:: Dataset extract

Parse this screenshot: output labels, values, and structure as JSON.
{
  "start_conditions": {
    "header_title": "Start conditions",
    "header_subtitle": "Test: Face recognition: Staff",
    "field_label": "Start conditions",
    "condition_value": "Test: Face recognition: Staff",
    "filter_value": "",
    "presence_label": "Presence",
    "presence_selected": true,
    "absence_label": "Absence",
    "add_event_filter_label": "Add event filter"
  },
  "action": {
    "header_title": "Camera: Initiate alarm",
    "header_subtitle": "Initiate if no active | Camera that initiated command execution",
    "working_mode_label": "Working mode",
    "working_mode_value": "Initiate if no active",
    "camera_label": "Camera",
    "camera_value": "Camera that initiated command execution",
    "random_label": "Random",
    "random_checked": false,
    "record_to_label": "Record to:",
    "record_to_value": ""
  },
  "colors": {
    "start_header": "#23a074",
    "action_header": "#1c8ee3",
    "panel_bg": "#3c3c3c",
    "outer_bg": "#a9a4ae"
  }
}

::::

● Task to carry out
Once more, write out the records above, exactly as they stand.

● Result of the exercise
Parse this screenshot: output labels, values, and structure as JSON.
{
  "start_conditions": {
    "header_title": "Start conditions",
    "header_subtitle": "Test: Face recognition: Staff",
    "field_label": "Start conditions",
    "condition_value": "Test: Face recognition: Staff",
    "filter_value": "",
    "presence_label": "Presence",
    "presence_selected": true,
    "absence_label": "Absence",
    "add_event_filter_label": "Add event filter"
  },
  "action": {
    "header_title": "Camera: Initiate alarm",
    "header_subtitle": "Initiate if no active | Camera that initiated command execution",
    "working_mode_label": "Working mode",
    "working_mode_value": "Initiate if no active",
    "camera_label": "Camera",
    "camera_value": "Camera that initiated command execution",
    "random_label": "Random",
    "random_checked": false,
    "record_to_label": "Record to:",
    "record_to_value": ""
  },
  "colors": {
    "start_header": "#23a074",
    "action_header": "#1c8ee3",
    "panel_bg": "#3c3c3c",
    "outer_bg": "#a9a4ae"
  }
}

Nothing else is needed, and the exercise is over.